Prostrate or procumbent shrub generally producing long, rooting shoots. An ornamental juniper with many low, spreading cultivars. Needle-leaves 2-3 mm long in pairs, slightly spreading, 1 white band above. Scale leaves, when developed, generally to the outside of the plant, in 4 ranks, pointed, waxy bloomed, turning blue or purple in winter. Male and female cones on different plants. Fruit 7-9 mm wide on curved stalks, ripening in the second year to a waxy blue. Seeds 1-4.
E North America.
Spreading shrubs with mostly bluish sweet-smelling foliage; cf. J. sabina which has mostly unpleasant-smelling green foliage.
Source: (1995). Cupressaceae. In: . Horticultural Flora of South-eastern Australia. Volume 1, Ferns, conifers & their allies. The identification of garden and cultivated plants. University of New South Wales Press.
Foliage similar to 'Plumosa' but more dense and compact forming a tight bun shape. Origin USA.
A widespreading ground cover with waxy grey green foliage turning a purplish in winter. Name sometimes incorrectly spelled 'Bar Harbour'. Collected as a variant from the rocky coast of Mt Desert Island, Maine, USA.
Mound-forming with the branches growing slightly upwards and the foliage silvery blue. Selected 1940 on Asger Jensen Planteskole, Denmark and introduced as 'Blue Moon' c. 1970 although a stock had been taken and introduced at an earlier date by D. Hill Nsy, Illinois, USA.
Low growing, open, spreading, not mounding in the centre, otherwise similar to 'Wiltonii'. Origin USA c. 1970s.
Flat, spreading along the ground, mounding a little in the centre, leaves greyish waxy, both needle and scale.
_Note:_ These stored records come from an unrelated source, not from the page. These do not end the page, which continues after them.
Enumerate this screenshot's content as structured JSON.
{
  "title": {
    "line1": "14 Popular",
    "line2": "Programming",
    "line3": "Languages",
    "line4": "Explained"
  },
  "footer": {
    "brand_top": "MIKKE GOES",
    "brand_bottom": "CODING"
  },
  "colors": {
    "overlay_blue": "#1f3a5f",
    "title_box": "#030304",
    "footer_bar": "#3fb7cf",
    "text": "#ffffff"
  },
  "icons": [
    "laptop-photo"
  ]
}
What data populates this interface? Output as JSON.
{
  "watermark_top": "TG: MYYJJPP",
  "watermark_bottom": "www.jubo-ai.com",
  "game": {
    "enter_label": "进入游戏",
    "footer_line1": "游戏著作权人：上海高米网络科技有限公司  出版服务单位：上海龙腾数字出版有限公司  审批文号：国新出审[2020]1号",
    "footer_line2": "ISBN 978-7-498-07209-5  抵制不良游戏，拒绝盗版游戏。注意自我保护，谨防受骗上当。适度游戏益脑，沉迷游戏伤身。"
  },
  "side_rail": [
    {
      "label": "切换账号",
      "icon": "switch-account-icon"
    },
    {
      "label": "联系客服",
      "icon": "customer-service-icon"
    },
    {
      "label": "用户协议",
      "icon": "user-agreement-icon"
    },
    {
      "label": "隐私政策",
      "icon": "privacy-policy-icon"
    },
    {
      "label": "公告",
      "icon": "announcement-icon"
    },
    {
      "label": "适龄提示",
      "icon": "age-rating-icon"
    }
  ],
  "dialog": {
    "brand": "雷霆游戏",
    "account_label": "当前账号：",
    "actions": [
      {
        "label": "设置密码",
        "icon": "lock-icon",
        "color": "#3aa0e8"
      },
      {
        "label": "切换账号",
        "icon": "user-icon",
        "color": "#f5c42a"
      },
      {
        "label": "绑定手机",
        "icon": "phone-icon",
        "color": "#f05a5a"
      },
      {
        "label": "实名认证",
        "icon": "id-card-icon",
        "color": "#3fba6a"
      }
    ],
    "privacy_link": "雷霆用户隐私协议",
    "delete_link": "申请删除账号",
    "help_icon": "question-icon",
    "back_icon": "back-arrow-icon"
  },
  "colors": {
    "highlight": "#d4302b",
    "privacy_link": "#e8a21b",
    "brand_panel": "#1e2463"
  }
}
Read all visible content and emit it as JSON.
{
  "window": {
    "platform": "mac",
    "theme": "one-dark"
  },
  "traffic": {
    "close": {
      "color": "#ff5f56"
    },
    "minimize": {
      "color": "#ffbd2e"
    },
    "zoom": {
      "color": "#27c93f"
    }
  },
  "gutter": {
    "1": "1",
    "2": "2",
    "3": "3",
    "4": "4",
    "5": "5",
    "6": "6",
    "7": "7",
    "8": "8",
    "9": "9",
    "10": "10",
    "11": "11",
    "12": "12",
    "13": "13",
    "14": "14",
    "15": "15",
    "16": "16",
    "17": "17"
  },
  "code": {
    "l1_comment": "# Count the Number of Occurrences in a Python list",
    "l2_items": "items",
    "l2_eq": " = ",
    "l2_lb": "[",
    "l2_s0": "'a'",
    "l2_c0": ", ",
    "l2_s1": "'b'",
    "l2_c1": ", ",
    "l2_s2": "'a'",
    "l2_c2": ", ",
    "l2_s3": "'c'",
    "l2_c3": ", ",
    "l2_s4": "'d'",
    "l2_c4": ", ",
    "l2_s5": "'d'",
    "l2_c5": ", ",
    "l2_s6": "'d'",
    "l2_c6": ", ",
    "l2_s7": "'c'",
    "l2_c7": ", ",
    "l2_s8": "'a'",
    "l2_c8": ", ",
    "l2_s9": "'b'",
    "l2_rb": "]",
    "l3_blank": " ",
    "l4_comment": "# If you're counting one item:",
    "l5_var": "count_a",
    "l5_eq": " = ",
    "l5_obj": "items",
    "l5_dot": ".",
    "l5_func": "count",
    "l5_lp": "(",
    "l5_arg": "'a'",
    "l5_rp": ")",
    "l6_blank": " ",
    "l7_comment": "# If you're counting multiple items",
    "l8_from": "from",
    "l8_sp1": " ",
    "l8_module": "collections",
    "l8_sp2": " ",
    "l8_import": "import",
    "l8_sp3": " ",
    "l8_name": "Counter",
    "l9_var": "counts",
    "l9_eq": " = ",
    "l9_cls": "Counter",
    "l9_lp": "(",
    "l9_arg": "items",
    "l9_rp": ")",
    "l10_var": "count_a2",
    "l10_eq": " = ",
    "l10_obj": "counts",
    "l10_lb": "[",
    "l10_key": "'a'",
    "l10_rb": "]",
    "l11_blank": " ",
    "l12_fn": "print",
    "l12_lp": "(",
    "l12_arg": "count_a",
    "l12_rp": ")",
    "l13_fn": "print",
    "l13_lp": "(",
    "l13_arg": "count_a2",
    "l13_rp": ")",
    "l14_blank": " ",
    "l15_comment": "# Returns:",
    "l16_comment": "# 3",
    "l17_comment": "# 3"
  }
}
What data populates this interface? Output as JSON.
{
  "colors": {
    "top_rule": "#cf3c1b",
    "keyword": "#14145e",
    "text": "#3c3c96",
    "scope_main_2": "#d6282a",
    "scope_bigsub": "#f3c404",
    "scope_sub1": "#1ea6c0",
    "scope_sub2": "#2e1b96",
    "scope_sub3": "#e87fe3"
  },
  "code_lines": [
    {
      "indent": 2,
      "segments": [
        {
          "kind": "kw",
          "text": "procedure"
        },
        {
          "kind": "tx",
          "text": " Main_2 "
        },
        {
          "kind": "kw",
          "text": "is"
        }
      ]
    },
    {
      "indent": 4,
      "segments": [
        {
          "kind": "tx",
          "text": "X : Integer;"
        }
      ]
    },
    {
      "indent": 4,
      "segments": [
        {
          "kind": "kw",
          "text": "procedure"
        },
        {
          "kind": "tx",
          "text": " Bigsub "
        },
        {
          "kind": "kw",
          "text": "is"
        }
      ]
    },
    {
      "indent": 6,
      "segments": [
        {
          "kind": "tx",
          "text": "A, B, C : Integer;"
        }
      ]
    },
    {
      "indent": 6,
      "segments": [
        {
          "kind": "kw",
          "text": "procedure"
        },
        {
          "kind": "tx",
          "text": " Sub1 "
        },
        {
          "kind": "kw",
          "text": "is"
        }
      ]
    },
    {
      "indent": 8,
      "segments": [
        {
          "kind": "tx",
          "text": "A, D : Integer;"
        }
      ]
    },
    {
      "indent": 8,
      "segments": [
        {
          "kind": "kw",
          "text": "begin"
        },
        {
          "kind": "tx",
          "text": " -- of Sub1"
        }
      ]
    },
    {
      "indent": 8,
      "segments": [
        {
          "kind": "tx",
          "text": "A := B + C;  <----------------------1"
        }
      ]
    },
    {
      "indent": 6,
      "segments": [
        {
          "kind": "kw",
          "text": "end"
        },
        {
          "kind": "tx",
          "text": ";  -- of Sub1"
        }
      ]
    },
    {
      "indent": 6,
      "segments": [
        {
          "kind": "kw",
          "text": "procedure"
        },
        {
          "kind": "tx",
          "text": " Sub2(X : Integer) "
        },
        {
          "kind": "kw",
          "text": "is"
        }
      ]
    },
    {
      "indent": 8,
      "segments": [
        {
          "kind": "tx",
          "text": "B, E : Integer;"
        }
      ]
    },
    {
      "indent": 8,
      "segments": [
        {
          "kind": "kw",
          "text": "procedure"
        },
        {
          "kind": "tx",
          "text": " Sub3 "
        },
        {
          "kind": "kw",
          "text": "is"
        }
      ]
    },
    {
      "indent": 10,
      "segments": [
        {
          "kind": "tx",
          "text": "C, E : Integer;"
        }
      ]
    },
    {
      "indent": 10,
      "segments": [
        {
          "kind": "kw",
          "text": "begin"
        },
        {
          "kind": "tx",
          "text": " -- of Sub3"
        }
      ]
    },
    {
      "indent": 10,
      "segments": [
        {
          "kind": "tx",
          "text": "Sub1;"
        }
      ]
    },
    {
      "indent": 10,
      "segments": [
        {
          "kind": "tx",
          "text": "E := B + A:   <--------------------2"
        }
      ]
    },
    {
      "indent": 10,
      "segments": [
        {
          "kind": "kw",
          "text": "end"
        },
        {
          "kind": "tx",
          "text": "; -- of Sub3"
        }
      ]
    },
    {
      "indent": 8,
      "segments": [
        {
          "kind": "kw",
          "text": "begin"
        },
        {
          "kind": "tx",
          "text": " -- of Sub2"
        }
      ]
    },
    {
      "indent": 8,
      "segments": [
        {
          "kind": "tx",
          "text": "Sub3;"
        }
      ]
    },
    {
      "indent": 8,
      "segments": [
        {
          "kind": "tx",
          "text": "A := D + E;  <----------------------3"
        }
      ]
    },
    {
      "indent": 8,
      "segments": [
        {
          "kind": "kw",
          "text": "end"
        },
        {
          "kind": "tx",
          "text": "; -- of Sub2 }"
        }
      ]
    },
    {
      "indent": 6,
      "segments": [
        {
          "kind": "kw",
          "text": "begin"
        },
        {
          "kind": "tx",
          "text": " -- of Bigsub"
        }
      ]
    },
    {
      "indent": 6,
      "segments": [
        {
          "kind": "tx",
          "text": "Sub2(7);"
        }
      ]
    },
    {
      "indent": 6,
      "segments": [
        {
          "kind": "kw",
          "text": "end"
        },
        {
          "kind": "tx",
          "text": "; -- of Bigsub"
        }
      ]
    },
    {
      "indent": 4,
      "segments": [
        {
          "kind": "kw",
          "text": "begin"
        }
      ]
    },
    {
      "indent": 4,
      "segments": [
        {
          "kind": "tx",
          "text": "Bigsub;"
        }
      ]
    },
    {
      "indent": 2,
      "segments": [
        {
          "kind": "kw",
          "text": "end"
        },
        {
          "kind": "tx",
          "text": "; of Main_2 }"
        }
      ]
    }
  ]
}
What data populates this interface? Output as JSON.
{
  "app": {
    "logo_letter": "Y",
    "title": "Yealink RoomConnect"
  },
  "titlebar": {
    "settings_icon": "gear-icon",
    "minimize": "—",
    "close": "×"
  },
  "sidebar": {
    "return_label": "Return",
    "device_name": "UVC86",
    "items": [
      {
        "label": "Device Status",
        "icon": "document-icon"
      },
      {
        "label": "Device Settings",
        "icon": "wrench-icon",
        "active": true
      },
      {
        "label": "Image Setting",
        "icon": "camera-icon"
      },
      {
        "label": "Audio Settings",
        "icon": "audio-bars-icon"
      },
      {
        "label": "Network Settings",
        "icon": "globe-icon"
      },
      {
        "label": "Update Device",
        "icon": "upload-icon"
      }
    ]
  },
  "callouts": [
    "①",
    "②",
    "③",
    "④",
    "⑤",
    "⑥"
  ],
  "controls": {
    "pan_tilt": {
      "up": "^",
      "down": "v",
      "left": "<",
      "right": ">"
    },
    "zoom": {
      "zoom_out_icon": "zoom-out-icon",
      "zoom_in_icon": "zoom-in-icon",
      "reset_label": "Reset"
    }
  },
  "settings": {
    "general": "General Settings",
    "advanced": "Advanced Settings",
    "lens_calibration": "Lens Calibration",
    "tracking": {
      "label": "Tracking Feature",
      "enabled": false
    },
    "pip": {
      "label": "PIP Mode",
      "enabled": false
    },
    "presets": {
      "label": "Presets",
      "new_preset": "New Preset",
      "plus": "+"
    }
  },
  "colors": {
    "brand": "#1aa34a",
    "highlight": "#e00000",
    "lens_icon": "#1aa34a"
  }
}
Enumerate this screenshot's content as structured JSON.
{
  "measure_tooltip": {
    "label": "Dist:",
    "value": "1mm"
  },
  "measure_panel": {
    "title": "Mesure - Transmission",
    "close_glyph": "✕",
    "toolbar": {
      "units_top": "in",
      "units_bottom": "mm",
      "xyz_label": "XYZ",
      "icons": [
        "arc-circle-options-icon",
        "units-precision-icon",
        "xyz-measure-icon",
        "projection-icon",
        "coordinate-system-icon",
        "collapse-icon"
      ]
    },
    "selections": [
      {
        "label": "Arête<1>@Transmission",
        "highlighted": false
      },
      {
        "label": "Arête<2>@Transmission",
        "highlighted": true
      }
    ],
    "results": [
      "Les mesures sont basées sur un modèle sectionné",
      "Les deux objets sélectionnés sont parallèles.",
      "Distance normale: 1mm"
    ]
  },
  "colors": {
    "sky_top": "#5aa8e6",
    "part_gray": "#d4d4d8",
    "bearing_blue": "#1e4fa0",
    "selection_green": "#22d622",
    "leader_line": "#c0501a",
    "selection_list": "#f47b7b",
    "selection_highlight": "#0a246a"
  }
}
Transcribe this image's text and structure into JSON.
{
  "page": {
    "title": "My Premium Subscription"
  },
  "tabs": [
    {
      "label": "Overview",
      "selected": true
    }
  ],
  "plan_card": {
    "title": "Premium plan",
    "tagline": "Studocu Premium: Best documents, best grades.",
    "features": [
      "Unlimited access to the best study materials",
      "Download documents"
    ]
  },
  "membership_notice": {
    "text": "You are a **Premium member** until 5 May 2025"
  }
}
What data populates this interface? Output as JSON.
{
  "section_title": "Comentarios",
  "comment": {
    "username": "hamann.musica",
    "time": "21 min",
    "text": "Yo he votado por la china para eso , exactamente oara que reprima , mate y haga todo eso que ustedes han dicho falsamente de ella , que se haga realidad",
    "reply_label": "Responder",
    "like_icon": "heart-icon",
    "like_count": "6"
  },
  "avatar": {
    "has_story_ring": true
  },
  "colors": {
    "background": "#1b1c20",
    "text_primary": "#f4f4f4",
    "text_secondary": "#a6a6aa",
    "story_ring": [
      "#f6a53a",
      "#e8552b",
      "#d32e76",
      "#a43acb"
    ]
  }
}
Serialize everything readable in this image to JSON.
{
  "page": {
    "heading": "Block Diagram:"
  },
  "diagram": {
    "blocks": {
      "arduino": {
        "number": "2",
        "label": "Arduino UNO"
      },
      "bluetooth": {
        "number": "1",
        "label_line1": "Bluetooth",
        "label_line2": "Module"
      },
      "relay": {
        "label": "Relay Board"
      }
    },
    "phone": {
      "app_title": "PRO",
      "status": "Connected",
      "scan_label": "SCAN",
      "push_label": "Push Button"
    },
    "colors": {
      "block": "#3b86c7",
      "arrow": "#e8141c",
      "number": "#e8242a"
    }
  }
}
Douglas Nsy, Waukegan, Illinois, USA.
Low ground cover with dense, feathery branches. Raised USA, released c. 1973.
Prostrate, mat-forming, mounding in the centre, leaves steely blue, scale leaves to the outside, needle leaves in the centre. Various clones are said to occur under this name which is probably best regarded as a group name. Possibly selected by Sargent, Arnold Arboretum, America in 1930s.
Small, compact, leaves grey. Selected and introduced in Denmark by Thomsens Planteskole, Skalborg c. 1975.
Fast growing, mat-forming, leaves extremely pale whitish blue. Selection by Cedar Rapids Nsy, Iowa, usa c. 1975.
Prostrate, grey-blue leaves becoming purplish in winter, leaves needle-like. American raised female clone listed in 1940s.
Low and widespreading with the main branches staying on the ground, others rising. Leaves all needle-like, greyish, becoming purple in winter. Introduced Andorra Nsy, Philadelphia, usa.
Prostrate forming a low mound of green foliage, bluish and waxy at first and with purplish tints in winter. Selection made by Mr Wellesley White from a plant growing near High River, Alberta, Canada in 1931.
Widespreading along the ground, the branchlets growing upwards with whitish tips, leaves needle-like, waxy blue-green. Origin usa in 1930s although there may be a range of variegated clones.
Low, carpeting with waxy blue colouring. Origin unknown but introduced by the Sherwood Nsy, Portland, usa in early 1970s.
('Blue Rug') Dense, dwarf, carpet-forming and extremely low, but forming a hump in the centre. Leaves small, needle-like, pale grey blue. Found on Vinalhaven Is off Maine, USA, but imported and introduced under this name by Grootendorst & Sons Nsy, Netherlands, c. 1933.
Low-growing with densely distributed branches. Foliage bright green. American raised.